On Codeship Basic, this can be done either through your project’s Project Settings screen or through exporting environment variables during your setup or test commands. Additionally, we provide a set of pre-populated, global environment variables with information related to your build and the commit that triggered it.
On the Environment page of your project settings you can enter the variable name and values into the corresponding fields.
We will export these environment variables to the environment your build runs via a command similar to:
') and double quotes (
"), as well as backticks (
`) in the value part of your variable are automatically escaped by prepending them with a backslash (
\). Other characters with a special meaning (e.g.
$) are not escaped automatically to allow you to use them with your environment variables. (For example to include the value of another variable.)
We export your environment variables before all other commands of your build. This is pure convenience for setting up the environment but completely equal to exporting environment variables yourself.
You can also export environment variables in your setup or test commands.
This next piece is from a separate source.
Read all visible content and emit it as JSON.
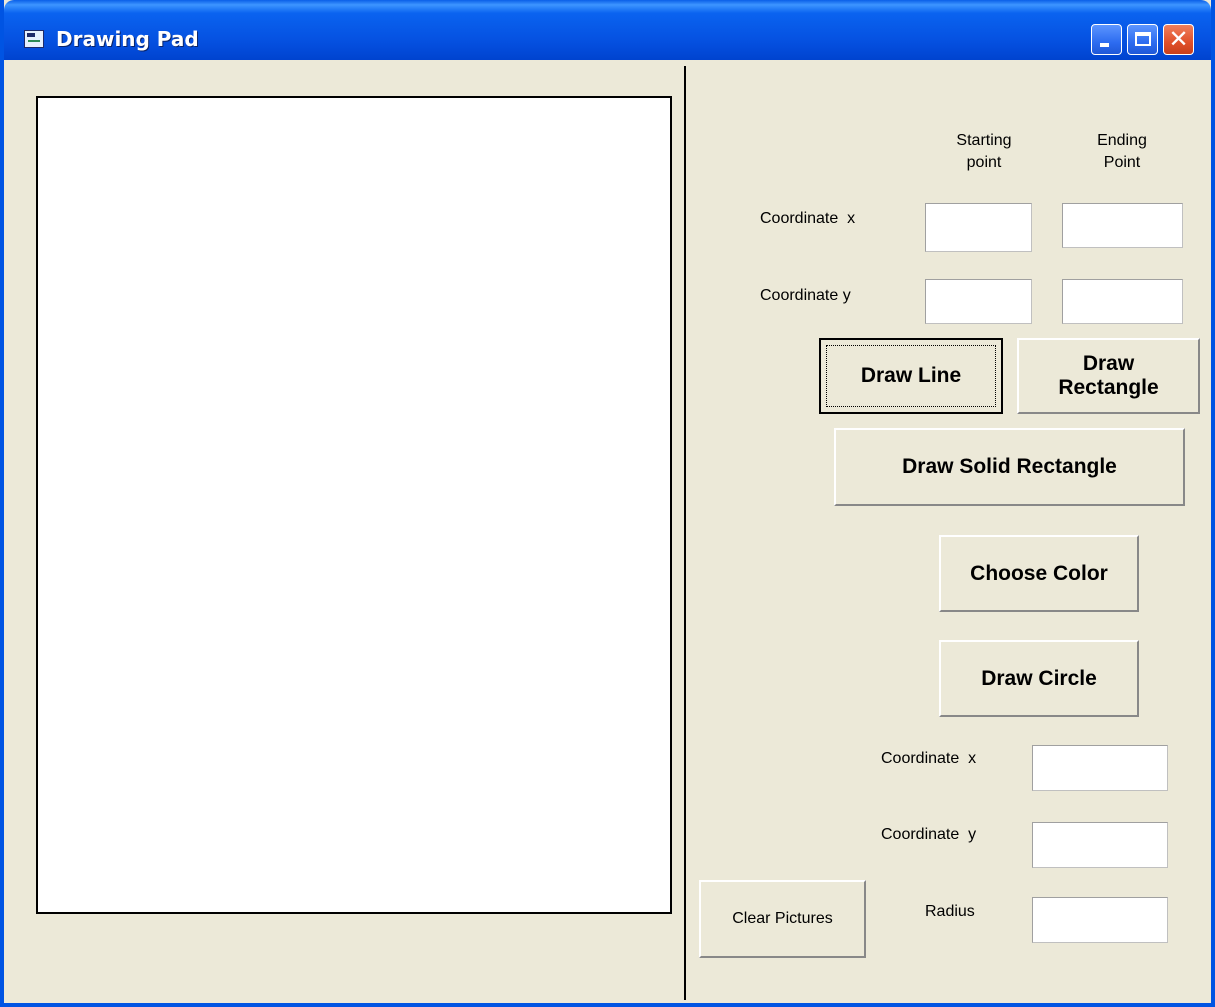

So, for example, you could enter the following setup commands:
rvm use 2.0.0 export RAILS_ENV="test" bundle install
There is no difference between setting RAILS_ENV like this and adding it on the Environment page of your project settings. The advantage of putting it into the environment configuration is that secret values will not show up in your build log.
By default, Codeship populates a list of CI/CD related environment variables, such as the branch and the commit ID.
The environment variables Codeship populates are:
CI # Always true. Ex: true CI_BRANCH # The branch name of the triggered build. Ex: master CI_BUILD_NUMBER # The specific CodeShip build number, correlates to the number in the build URL. CI_BUILD_URL # The URL for the specific build. Ex: https://app.codeship.com/projects/*project_id*/builds/*build_number* CI_COMMITTER_EMAIL # The committer's email address as set in the git commit. CI_COMMITTER_NAME # The committer's name as set in the git commit. CI_COMMITTER_USERNAME # The committer's SCM username. CI_COMMIT_ID # The HEAD commit ID of the triggered build. CI_MESSAGE # The commit message set in the git commit. If the commit message is especially long, only the end of the message will be displayed. CI_NAME # Always codeship. Ex: codeship CI_PULL_REQUEST # Always false and doesn't indicate if a commit has a corresponding pull request, or if the build was triggered by a pull request. The variable exists because some third-party integrations require its existence. Ex: false CI_REPO_NAME # The name of the corresponding SCM repository.
Contact our support team or post on Stack Overflow using the tag
#codeship. Did you check the status page and changelog?
There are also several code examples and sample projects available for you to get started with.